**TASK DESCRIPTION:** Determine how many lines below contain the word "COUPE", then write that number by itself.

**DATASET EXTRACT:**
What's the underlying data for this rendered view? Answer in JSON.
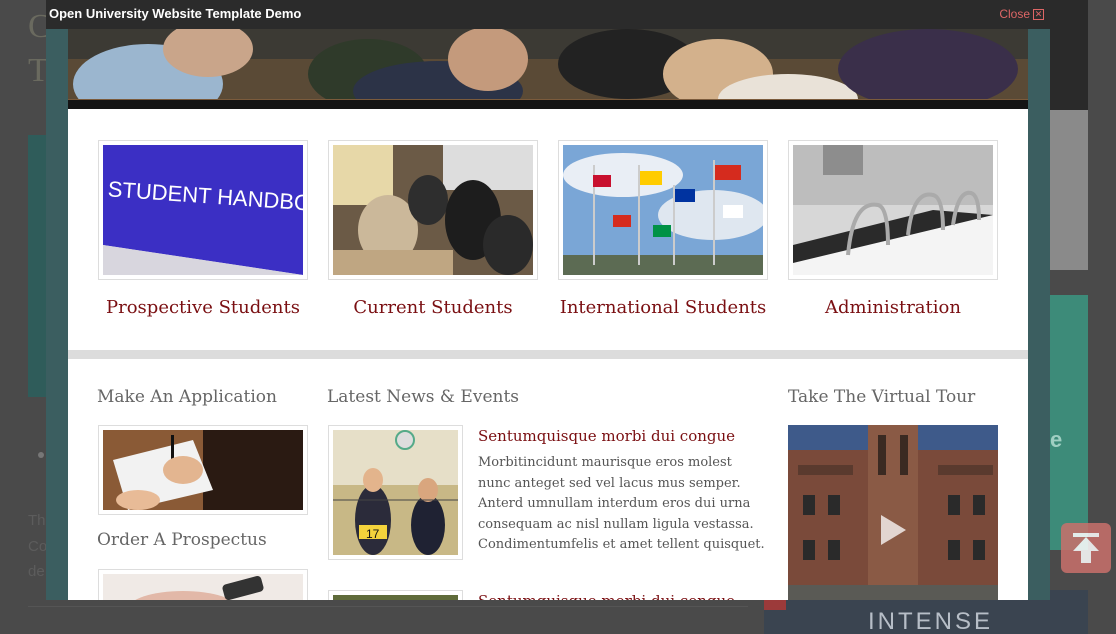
{
  "window": {
    "title": "Open University Website Template Demo",
    "close_label": "Close"
  },
  "background": {
    "title_line1": "C",
    "title_line2": "T",
    "text_lines": [
      "Th",
      "Co",
      "de"
    ],
    "banner_text": "INTENSE",
    "teal_glyph": "e"
  },
  "cards": [
    {
      "label": "Prospective Students",
      "thumb_text": "STUDENT HANDBOOK"
    },
    {
      "label": "Current Students"
    },
    {
      "label": "International Students"
    },
    {
      "label": "Administration"
    }
  ],
  "sections": {
    "apply_heading": "Make An Application",
    "prospectus_heading": "Order A Prospectus",
    "news_heading": "Latest News & Events",
    "tour_heading": "Take The Virtual Tour"
  },
  "news": [
    {
      "title": "Sentumquisque morbi dui congue",
      "body": "Morbitincidunt maurisque eros molest nunc anteget sed vel lacus mus semper. Anterd umnullam interdum eros dui urna consequam ac nisl nullam ligula vestassa. Condimentumfelis et amet tellent quisquet."
    },
    {
      "title": "Sentumquisque morbi dui congue"
    }
  ],
  "colors": {
    "link": "#7a0f12",
    "frame": "#3b5e60",
    "titlebar": "#2b2b2b",
    "close": "#dd6666"
  },
  "icons": {
    "close": "close-icon",
    "play": "play-icon",
    "scroll_top": "arrow-up-icon"
  }
}
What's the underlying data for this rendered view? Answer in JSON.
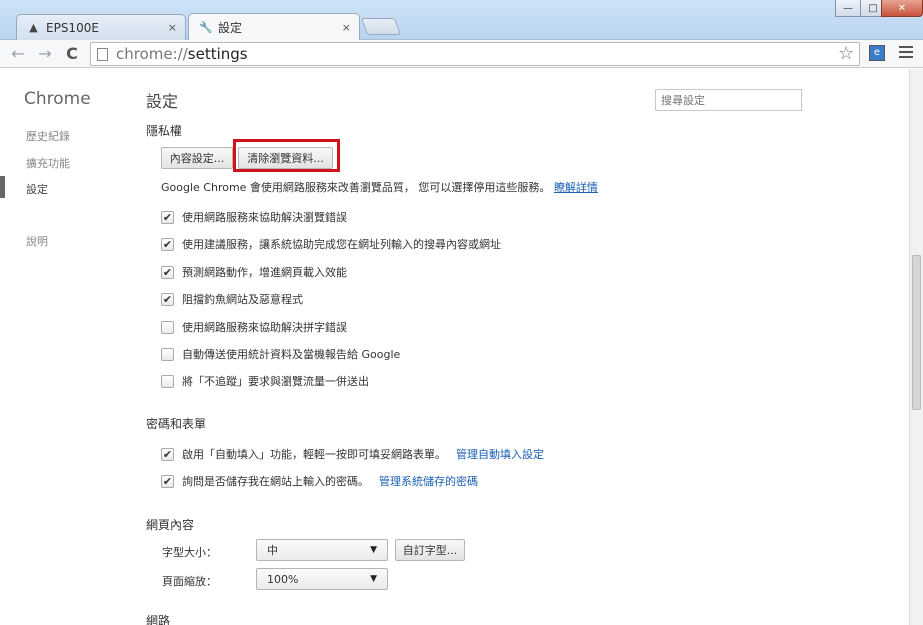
{
  "window": {
    "tabs": [
      {
        "label": "EPS100E",
        "icon": "bell-icon"
      },
      {
        "label": "設定",
        "icon": "wrench-icon"
      }
    ],
    "close_glyph": "×",
    "minimize_glyph": "—",
    "maximize_glyph": "□",
    "close_window_glyph": "✕"
  },
  "toolbar": {
    "back_glyph": "←",
    "forward_glyph": "→",
    "reload_glyph": "C",
    "url_scheme": "chrome://",
    "url_host": "settings",
    "star_glyph": "☆"
  },
  "sidebar": {
    "brand": "Chrome",
    "items": [
      {
        "label": "歷史紀錄"
      },
      {
        "label": "擴充功能"
      },
      {
        "label": "設定"
      },
      {
        "label": "說明"
      }
    ],
    "selected_index": 2
  },
  "header": {
    "title": "設定",
    "search_placeholder": "搜尋設定"
  },
  "privacy": {
    "heading": "隱私權",
    "content_settings_button": "內容設定...",
    "clear_data_button": "清除瀏覽資料...",
    "info_text": "Google Chrome 會使用網路服務來改善瀏覽品質， 您可以選擇停用這些服務。",
    "learn_more_link": "瞭解詳情",
    "options": [
      {
        "label": "使用網路服務來協助解決瀏覽錯誤",
        "checked": true
      },
      {
        "label": "使用建議服務，讓系統協助完成您在網址列輸入的搜尋內容或網址",
        "checked": true
      },
      {
        "label": "預測網路動作，增進網頁載入效能",
        "checked": true
      },
      {
        "label": "阻擋釣魚網站及惡意程式",
        "checked": true
      },
      {
        "label": "使用網路服務來協助解決拼字錯誤",
        "checked": false
      },
      {
        "label": "自動傳送使用統計資料及當機報告給 Google",
        "checked": false
      },
      {
        "label": "將「不追蹤」要求與瀏覽流量一併送出",
        "checked": false
      }
    ],
    "check_glyph": "✔"
  },
  "passwords": {
    "heading": "密碼和表單",
    "autofill_label": "啟用「自動填入」功能，輕輕一按即可填妥網路表單。",
    "autofill_link": "管理自動填入設定",
    "save_pw_label": "詢問是否儲存我在網站上輸入的密碼。",
    "save_pw_link": "管理系統儲存的密碼",
    "autofill_checked": true,
    "save_pw_checked": true
  },
  "web_content": {
    "heading": "網頁內容",
    "font_size_label": "字型大小：",
    "font_size_value": "中",
    "customize_fonts_button": "自訂字型...",
    "zoom_label": "頁面縮放：",
    "zoom_value": "100%",
    "dropdown_glyph": "▼"
  },
  "next_section": {
    "heading": "網路"
  }
}
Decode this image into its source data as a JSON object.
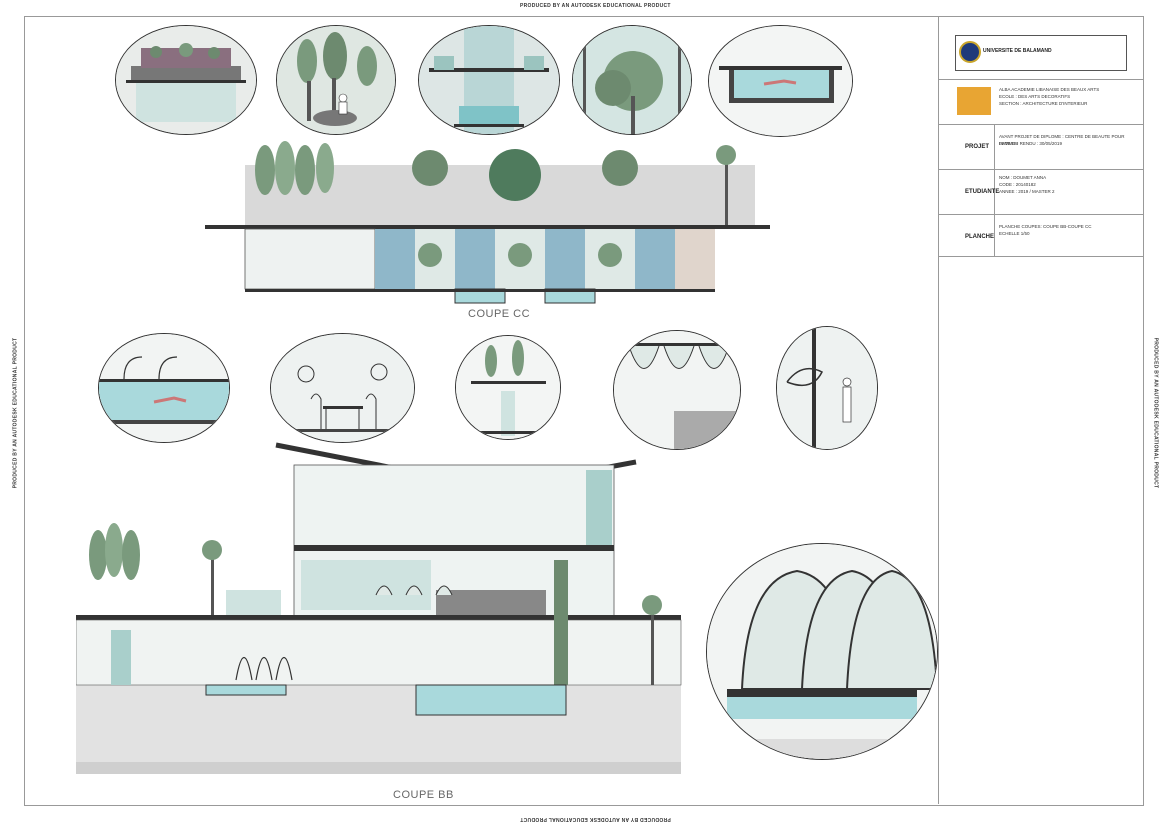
{
  "stamps": {
    "top": "PRODUCED BY AN AUTODESK EDUCATIONAL PRODUCT",
    "bottom": "PRODUCED BY AN AUTODESK EDUCATIONAL PRODUCT",
    "left": "PRODUCED BY AN AUTODESK EDUCATIONAL PRODUCT",
    "right": "PRODUCED BY AN AUTODESK EDUCATIONAL PRODUCT"
  },
  "captions": {
    "coupe_cc": "COUPE CC",
    "coupe_bb": "COUPE BB"
  },
  "title_block": {
    "university": "UNIVERSITE DE BALAMAND",
    "school": [
      "ALBA ACADEMIE LIBANAISE DES BEAUX ARTS",
      "ECOLE : DES ARTS DECORATIFS",
      "SECTION : ARCHITECTURE D'INTERIEUR"
    ],
    "projet_label": "PROJET",
    "projet_text": [
      "AVANT PROJET DE DIPLOME : CENTRE DE BEAUTE POUR FEMMES",
      "DATE DU RENDU : 30/05/2019"
    ],
    "etudiante_label": "ETUDIANTE",
    "etudiante_text": [
      "NOM : DOUMET ANNA",
      "CODE : 20140182",
      "ANNEE : 2019 / MASTER 2"
    ],
    "planche_label": "PLANCHE",
    "planche_text": [
      "PLANCHE COUPES: COUPE BB-COUPE CC",
      "ECHELLE 1/50"
    ]
  },
  "colors": {
    "glass": "#a9cfcb",
    "water": "#7fc3c7",
    "tree": "#7a9a7d",
    "wall": "#d8d8d8"
  }
}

**SOLVED PROBLEM:** 3